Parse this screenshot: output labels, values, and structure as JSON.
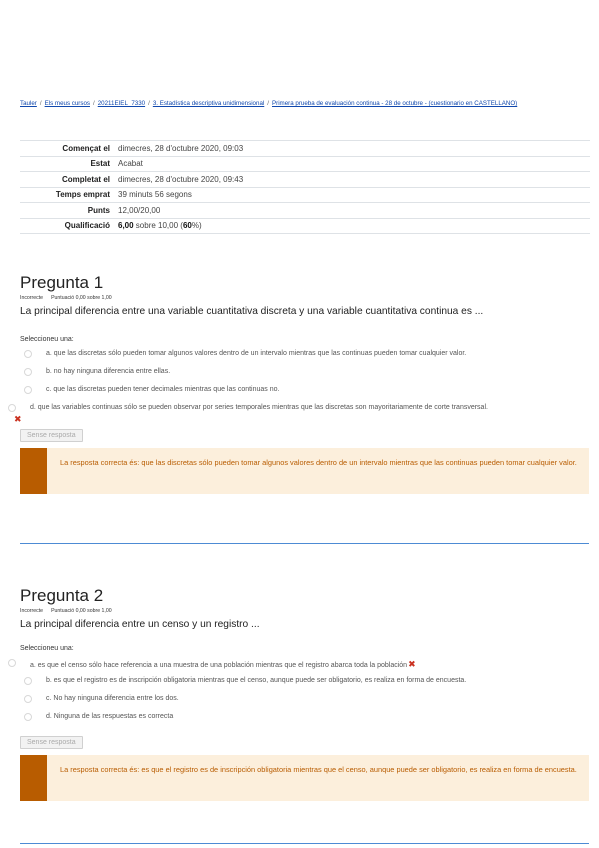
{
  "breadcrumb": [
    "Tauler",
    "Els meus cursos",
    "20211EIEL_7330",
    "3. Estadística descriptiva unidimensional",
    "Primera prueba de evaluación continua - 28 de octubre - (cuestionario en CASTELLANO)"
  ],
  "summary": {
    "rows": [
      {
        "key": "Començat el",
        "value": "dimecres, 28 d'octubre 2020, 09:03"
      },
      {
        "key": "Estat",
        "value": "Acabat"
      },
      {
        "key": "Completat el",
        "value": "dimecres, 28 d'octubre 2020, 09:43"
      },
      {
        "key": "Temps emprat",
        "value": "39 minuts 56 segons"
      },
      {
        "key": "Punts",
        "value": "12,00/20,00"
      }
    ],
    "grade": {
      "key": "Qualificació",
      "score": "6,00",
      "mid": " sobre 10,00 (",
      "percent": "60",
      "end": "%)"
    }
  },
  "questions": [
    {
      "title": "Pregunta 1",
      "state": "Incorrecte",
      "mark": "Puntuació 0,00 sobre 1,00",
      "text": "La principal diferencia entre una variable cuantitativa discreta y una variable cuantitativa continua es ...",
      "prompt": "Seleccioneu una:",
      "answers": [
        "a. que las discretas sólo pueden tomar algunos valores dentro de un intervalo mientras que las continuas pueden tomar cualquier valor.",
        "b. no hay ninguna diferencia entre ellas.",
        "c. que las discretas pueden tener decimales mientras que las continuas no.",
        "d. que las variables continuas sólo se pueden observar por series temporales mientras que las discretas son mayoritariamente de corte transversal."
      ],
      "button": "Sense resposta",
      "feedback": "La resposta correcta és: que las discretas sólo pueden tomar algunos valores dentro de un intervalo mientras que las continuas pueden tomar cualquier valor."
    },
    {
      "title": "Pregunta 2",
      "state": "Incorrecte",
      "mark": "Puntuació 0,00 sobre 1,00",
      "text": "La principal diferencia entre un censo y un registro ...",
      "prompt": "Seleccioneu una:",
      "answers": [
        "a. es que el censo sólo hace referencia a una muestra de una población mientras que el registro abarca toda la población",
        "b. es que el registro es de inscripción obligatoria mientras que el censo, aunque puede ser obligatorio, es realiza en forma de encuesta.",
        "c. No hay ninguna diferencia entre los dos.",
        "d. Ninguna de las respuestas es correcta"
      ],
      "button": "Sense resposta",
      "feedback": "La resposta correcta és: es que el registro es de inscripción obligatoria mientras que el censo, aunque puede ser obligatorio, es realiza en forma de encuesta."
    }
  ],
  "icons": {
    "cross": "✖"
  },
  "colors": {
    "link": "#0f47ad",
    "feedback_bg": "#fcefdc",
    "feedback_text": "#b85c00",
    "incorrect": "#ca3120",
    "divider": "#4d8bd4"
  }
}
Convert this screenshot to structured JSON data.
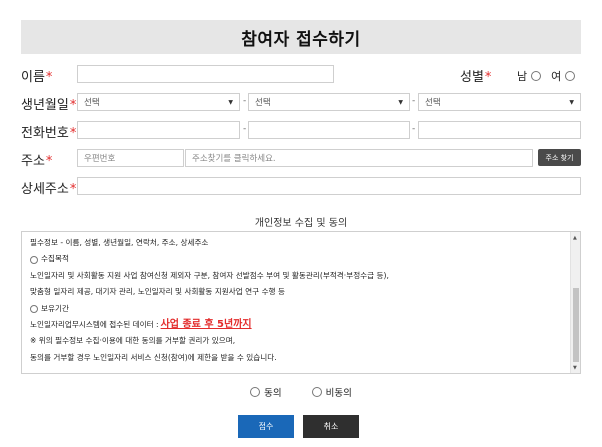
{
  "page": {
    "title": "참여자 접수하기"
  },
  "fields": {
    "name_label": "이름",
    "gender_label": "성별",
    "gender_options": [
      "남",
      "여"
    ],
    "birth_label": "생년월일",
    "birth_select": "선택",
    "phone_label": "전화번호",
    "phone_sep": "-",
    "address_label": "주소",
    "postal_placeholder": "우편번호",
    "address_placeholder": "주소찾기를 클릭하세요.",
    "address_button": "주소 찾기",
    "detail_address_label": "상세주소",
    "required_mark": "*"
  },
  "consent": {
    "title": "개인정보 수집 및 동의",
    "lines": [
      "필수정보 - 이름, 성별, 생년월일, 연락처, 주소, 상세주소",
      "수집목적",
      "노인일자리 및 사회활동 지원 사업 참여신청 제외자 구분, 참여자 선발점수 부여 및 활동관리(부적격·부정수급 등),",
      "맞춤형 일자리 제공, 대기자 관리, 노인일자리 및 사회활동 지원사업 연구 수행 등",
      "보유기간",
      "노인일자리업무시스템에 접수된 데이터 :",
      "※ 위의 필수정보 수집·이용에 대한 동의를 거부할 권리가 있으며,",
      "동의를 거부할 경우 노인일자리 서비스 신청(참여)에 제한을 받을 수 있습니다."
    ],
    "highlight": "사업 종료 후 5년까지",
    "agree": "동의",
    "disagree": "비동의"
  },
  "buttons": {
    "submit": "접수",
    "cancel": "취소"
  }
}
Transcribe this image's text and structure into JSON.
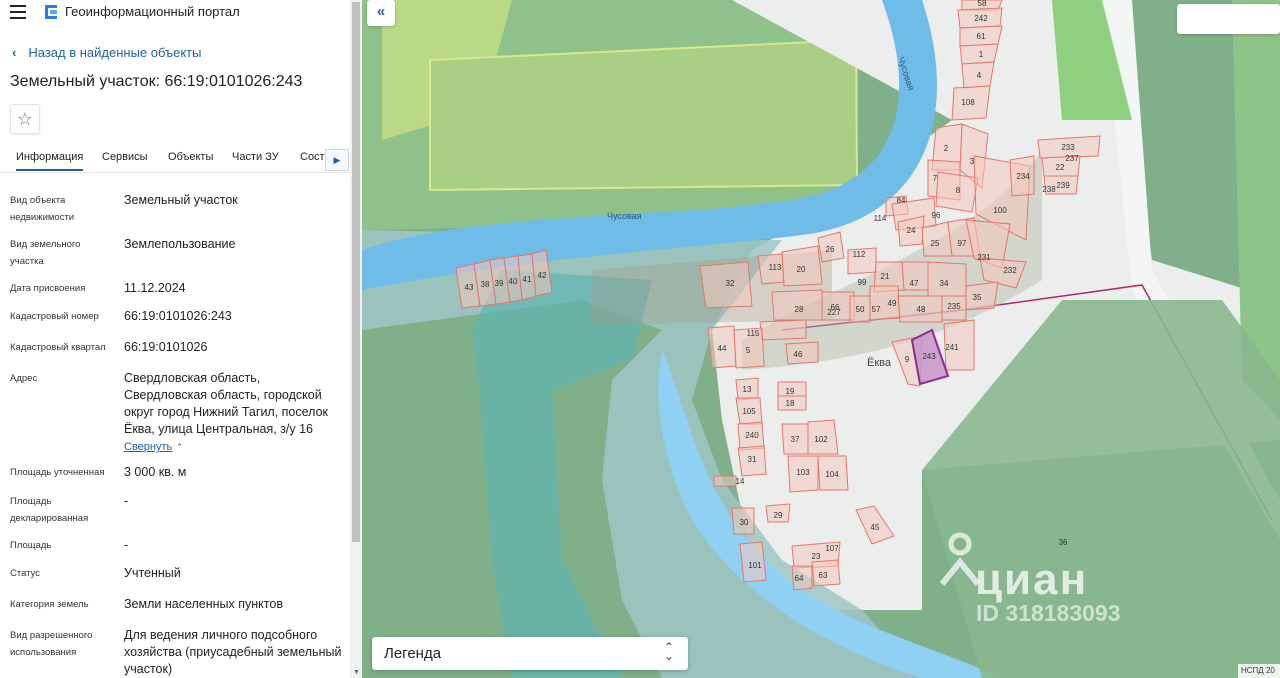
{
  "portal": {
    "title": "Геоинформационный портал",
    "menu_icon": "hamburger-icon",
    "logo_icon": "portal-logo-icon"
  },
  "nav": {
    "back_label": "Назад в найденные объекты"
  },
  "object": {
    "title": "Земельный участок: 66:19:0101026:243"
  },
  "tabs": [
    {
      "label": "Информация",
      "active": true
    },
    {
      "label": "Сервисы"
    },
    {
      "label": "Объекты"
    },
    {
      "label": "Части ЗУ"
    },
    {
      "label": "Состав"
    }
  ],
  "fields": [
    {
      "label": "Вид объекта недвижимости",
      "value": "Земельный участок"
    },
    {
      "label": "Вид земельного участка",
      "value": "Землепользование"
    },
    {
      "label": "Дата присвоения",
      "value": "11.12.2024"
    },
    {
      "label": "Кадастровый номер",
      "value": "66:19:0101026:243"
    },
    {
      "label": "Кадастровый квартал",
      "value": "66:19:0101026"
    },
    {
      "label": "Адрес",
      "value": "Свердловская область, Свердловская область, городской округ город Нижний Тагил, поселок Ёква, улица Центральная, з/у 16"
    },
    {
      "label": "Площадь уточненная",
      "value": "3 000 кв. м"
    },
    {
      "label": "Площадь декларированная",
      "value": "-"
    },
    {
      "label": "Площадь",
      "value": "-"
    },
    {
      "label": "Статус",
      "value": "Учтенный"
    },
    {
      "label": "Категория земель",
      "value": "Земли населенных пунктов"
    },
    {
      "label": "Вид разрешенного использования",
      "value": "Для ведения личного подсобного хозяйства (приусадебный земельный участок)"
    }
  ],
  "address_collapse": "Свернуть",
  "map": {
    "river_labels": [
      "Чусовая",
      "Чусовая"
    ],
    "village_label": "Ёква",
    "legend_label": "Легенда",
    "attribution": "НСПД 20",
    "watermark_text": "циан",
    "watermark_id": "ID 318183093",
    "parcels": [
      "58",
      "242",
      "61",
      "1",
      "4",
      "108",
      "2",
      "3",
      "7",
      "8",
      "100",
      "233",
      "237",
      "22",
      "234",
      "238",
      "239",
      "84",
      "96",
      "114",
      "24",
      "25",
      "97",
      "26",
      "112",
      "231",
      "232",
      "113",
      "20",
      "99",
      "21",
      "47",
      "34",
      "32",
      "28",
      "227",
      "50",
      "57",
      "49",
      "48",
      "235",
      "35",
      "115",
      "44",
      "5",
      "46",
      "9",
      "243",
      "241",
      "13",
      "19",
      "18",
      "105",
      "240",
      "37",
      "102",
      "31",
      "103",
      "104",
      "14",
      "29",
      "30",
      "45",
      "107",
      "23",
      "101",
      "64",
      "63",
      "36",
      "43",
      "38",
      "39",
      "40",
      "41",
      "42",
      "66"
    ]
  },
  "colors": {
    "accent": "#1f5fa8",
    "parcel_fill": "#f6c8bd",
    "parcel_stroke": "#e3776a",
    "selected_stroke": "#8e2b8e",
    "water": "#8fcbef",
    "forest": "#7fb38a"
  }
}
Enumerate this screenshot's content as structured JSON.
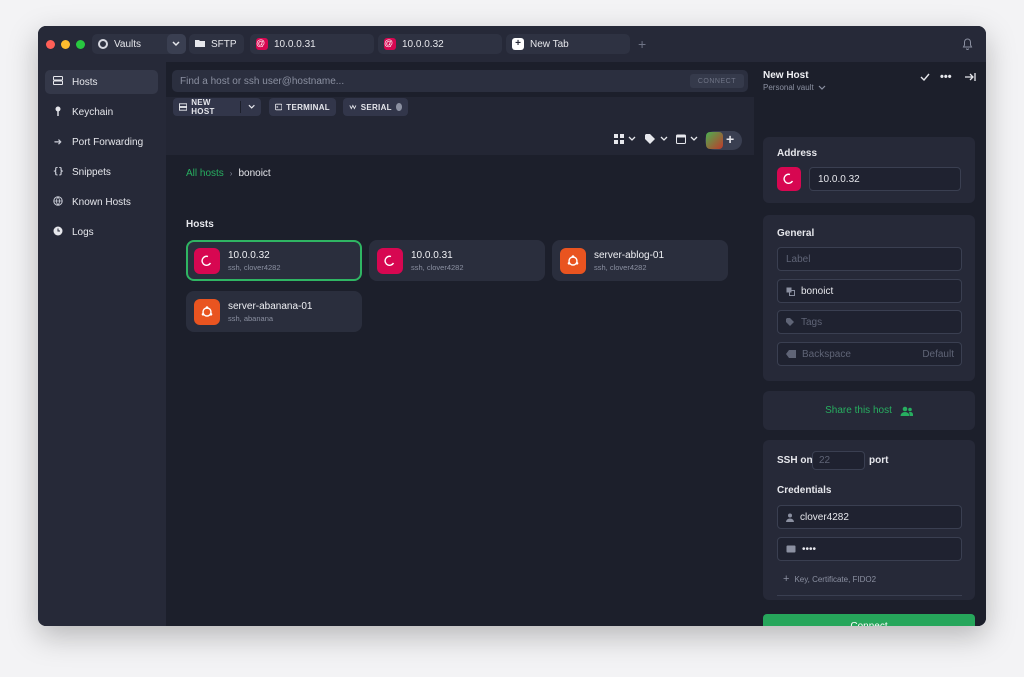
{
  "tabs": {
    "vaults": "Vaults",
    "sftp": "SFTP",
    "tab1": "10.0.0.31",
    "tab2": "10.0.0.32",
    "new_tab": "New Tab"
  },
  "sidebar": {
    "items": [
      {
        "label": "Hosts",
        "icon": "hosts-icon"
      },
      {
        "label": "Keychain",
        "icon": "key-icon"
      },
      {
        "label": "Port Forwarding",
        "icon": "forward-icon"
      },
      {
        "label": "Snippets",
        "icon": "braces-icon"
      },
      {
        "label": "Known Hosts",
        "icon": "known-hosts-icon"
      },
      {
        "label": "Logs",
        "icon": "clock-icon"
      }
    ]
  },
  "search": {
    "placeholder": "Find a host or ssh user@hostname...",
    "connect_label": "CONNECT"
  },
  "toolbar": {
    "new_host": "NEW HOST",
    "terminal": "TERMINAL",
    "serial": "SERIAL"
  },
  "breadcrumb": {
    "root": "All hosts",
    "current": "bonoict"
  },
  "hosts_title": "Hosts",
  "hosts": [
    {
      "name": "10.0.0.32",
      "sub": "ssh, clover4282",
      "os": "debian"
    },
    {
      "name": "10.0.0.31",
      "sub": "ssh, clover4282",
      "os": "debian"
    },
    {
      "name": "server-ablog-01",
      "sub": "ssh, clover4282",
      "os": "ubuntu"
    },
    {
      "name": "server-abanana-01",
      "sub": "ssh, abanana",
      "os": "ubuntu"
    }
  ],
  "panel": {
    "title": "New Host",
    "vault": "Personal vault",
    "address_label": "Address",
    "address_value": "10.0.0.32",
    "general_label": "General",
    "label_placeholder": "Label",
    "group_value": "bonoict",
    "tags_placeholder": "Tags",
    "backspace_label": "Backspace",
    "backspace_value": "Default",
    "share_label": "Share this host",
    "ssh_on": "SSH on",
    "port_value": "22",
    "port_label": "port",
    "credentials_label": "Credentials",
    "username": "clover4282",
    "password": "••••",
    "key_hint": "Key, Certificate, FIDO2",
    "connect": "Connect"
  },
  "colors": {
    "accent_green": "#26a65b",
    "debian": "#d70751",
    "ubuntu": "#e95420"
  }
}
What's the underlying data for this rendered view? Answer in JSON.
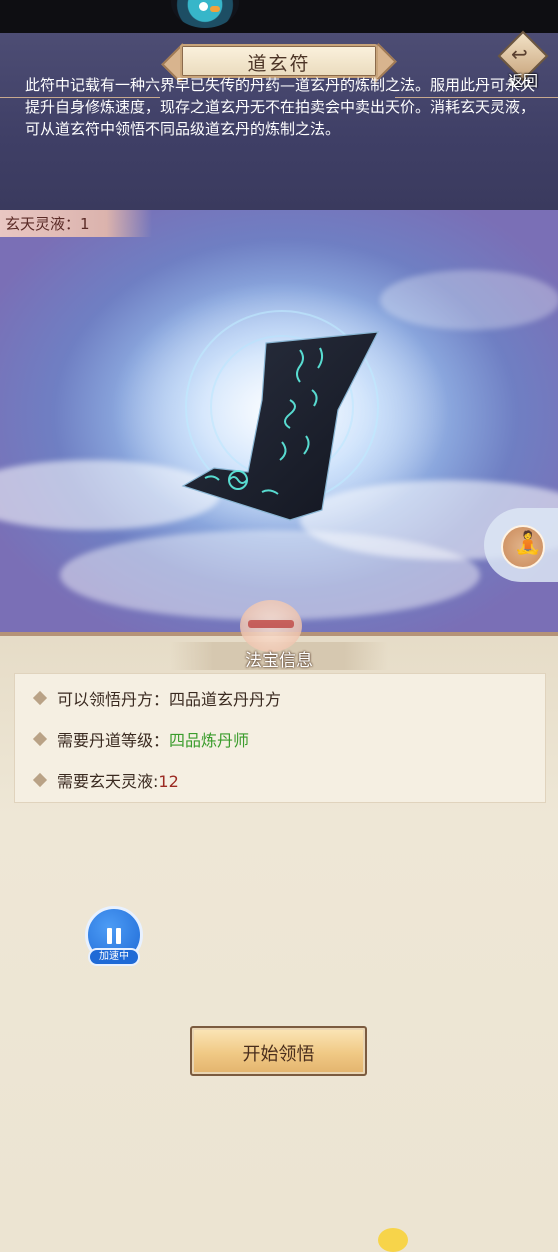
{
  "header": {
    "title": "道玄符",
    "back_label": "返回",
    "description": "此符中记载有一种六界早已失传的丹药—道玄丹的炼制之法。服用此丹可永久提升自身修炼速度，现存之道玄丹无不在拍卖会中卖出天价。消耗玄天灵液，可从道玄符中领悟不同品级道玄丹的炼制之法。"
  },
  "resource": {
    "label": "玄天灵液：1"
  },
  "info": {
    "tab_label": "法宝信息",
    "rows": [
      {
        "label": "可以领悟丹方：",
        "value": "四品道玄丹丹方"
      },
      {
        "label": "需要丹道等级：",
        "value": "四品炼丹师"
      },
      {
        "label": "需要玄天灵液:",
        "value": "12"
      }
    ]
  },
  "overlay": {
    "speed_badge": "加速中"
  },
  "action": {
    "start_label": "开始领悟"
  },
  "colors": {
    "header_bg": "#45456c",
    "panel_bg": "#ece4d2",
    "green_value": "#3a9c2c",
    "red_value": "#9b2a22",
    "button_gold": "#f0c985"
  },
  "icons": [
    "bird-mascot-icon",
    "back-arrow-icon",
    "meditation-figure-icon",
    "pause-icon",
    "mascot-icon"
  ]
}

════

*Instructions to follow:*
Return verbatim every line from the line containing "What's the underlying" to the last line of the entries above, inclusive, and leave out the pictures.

*Answer to this task:*
What's the underlying data for this rendered view? Answer in JSON.
{
  "header": {
    "title": "道玄符",
    "back_label": "返回",
    "description": "此符中记载有一种六界早已失传的丹药—道玄丹的炼制之法。服用此丹可永久提升自身修炼速度，现存之道玄丹无不在拍卖会中卖出天价。消耗玄天灵液，可从道玄符中领悟不同品级道玄丹的炼制之法。"
  },
  "resource": {
    "label": "玄天灵液：1"
  },
  "info": {
    "tab_label": "法宝信息",
    "rows": [
      {
        "label": "可以领悟丹方：",
        "value": "四品道玄丹丹方"
      },
      {
        "label": "需要丹道等级：",
        "value": "四品炼丹师"
      },
      {
        "label": "需要玄天灵液:",
        "value": "12"
      }
    ]
  },
  "overlay": {
    "speed_badge": "加速中"
  },
  "action": {
    "start_label": "开始领悟"
  },
  "colors": {
    "header_bg": "#45456c",
    "panel_bg": "#ece4d2",
    "green_value": "#3a9c2c",
    "red_value": "#9b2a22",
    "button_gold": "#f0c985"
  },
  "icons": [
    "bird-mascot-icon",
    "back-arrow-icon",
    "meditation-figure-icon",
    "pause-icon",
    "mascot-icon"
  ]
}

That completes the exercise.